Sir: Andrew Marshall, in his article about Ascension Island (31 May), suggested that the fragile economy of the island could be propped up by developing tourism. I write to question the assumption that Ascension needs a new function defined primarily in terms of human economics.
In spite of the devastation caused by the introduction of predators, Ascension is still an island of global significance for the breeding of seabirds, since it is the only speck of land available to them in an enormous tract of tropical ocean.
Introduced feral cats, rats, mice and other invasive animals and plants have caused devastation of the original seabird community and the native vegetation, as on other islands worldwide. Vastly reduced populations of seabirds maintain colonies on the offshore islets of Ascension which remain predator-free.
Two years ago I was a consultant for a feasibility study, funded by the Government, which indicated that the major predators of seabirds could be eliminated, using techniques perfected on some of the most threatened islands in the Indian Ocean and New Zealand. This would eventually permit recovery of the seabird populations of Ascension and eventually transform it into a reserve of international standing which could only bring credit on Britain.
Apart from the seabirds, Ascension is also home to a large array of endemic invertebrates, many of which have only been discovered in the course of recent research by my wife and myself.
Ascension is important as the nearest airport to St Helena, 800 miles away, and presumably the Americans also still require the use of their base, but other users are reducing their operations. Why not simply scale the establishment of Ascension down to essentials? The state of the island in the 1950s, when I lived there for more than a year, was in many respects preferable to that seen today.
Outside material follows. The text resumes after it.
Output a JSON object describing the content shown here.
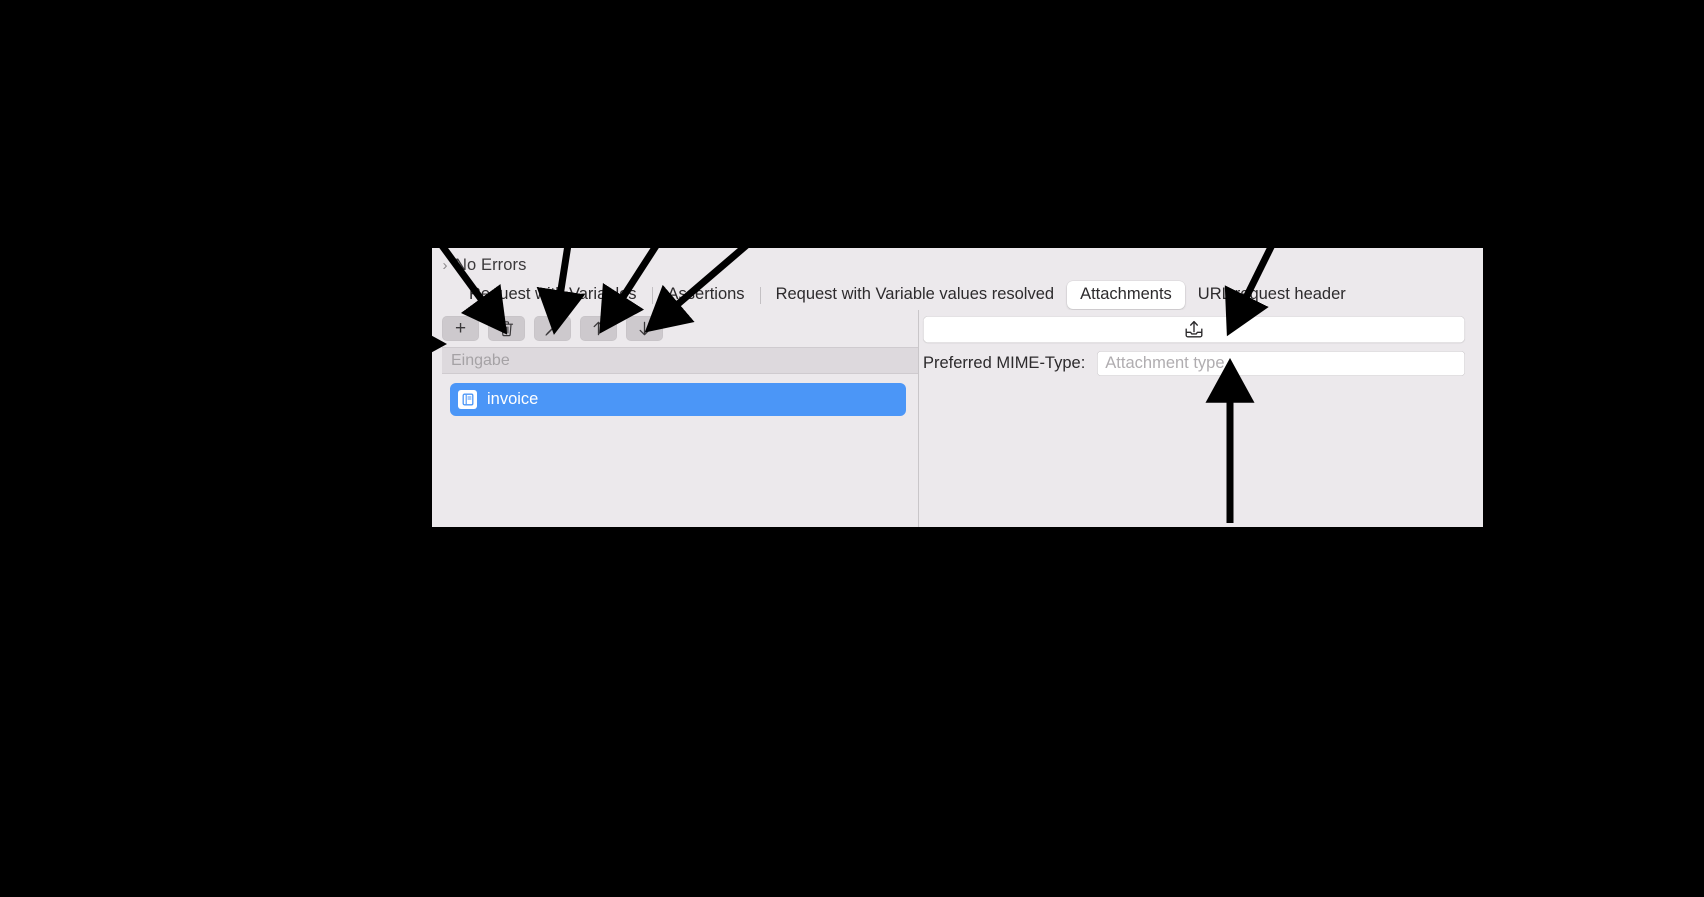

There is no indigenous human population on Ascension and the St Helenians who work there are on contract; their home is St Helena. The "Saints" need jobs, since opportunities on their home island are severely limited. However there is a solution to this problem. A Royal Charter of 1673 stated: "Natives of St Helena to be free denizens of England." These rights have gradually been abrogated, but if they were restored, as justice demands, those who needed work outside St Helena would have the option to come to Britain, as they did in the past. Possibly a couple of thousand would do so; certainly not many more, since the total population is less than 6,000.
So, why not remove the predators from Ascension, and leave the island largely to the birds and turtles?
Dr PHILIP ASHMOLE